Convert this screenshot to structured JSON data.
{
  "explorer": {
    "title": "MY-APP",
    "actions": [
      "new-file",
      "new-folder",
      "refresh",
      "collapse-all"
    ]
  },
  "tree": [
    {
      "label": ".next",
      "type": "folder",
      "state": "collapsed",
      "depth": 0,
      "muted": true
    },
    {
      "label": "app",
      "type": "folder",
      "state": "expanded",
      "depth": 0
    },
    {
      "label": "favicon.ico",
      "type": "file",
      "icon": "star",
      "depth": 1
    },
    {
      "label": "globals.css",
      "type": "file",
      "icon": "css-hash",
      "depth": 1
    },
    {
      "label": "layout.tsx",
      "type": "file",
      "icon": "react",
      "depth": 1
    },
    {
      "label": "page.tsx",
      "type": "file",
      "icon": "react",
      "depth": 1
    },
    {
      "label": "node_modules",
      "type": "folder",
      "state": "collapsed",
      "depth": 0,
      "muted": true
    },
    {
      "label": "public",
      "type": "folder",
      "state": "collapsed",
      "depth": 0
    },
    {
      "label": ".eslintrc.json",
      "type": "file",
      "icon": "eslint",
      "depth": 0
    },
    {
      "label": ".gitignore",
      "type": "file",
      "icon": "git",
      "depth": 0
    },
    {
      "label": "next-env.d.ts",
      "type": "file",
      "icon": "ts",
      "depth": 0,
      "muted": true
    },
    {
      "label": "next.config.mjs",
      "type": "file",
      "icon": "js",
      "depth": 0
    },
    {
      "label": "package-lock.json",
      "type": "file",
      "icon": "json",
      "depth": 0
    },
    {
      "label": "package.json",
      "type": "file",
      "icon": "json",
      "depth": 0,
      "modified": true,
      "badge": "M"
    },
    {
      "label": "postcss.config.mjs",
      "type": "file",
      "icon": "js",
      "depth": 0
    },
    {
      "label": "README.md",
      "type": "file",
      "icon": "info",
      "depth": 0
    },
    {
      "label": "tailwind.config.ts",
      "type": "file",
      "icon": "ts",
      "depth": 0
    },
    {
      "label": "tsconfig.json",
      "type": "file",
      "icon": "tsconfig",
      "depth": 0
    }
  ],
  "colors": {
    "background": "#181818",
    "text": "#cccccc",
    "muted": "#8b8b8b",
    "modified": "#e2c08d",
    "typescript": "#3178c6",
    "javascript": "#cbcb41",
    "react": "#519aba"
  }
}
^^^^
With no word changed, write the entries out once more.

Convert this screenshot to structured JSON data.
{
  "explorer": {
    "title": "MY-APP",
    "actions": [
      "new-file",
      "new-folder",
      "refresh",
      "collapse-all"
    ]
  },
  "tree": [
    {
      "label": ".next",
      "type": "folder",
      "state": "collapsed",
      "depth": 0,
      "muted": true
    },
    {
      "label": "app",
      "type": "folder",
      "state": "expanded",
      "depth": 0
    },
    {
      "label": "favicon.ico",
      "type": "file",
      "icon": "star",
      "depth": 1
    },
    {
      "label": "globals.css",
      "type": "file",
      "icon": "css-hash",
      "depth": 1
    },
    {
      "label": "layout.tsx",
      "type": "file",
      "icon": "react",
      "depth": 1
    },
    {
      "label": "page.tsx",
      "type": "file",
      "icon": "react",
      "depth": 1
    },
    {
      "label": "node_modules",
      "type": "folder",
      "state": "collapsed",
      "depth": 0,
      "muted": true
    },
    {
      "label": "public",
      "type": "folder",
      "state": "collapsed",
      "depth": 0
    },
    {
      "label": ".eslintrc.json",
      "type": "file",
      "icon": "eslint",
      "depth": 0
    },
    {
      "label": ".gitignore",
      "type": "file",
      "icon": "git",
      "depth": 0
    },
    {
      "label": "next-env.d.ts",
      "type": "file",
      "icon": "ts",
      "depth": 0,
      "muted": true
    },
    {
      "label": "next.config.mjs",
      "type": "file",
      "icon": "js",
      "depth": 0
    },
    {
      "label": "package-lock.json",
      "type": "file",
      "icon": "json",
      "depth": 0
    },
    {
      "label": "package.json",
      "type": "file",
      "icon": "json",
      "depth": 0,
      "modified": true,
      "badge": "M"
    },
    {
      "label": "postcss.config.mjs",
      "type": "file",
      "icon": "js",
      "depth": 0
    },
    {
      "label": "README.md",
      "type": "file",
      "icon": "info",
      "depth": 0
    },
    {
      "label": "tailwind.config.ts",
      "type": "file",
      "icon": "ts",
      "depth": 0
    },
    {
      "label": "tsconfig.json",
      "type": "file",
      "icon": "tsconfig",
      "depth": 0
    }
  ],
  "colors": {
    "background": "#181818",
    "text": "#cccccc",
    "muted": "#8b8b8b",
    "modified": "#e2c08d",
    "typescript": "#3178c6",
    "javascript": "#cbcb41",
    "react": "#519aba"
  }
}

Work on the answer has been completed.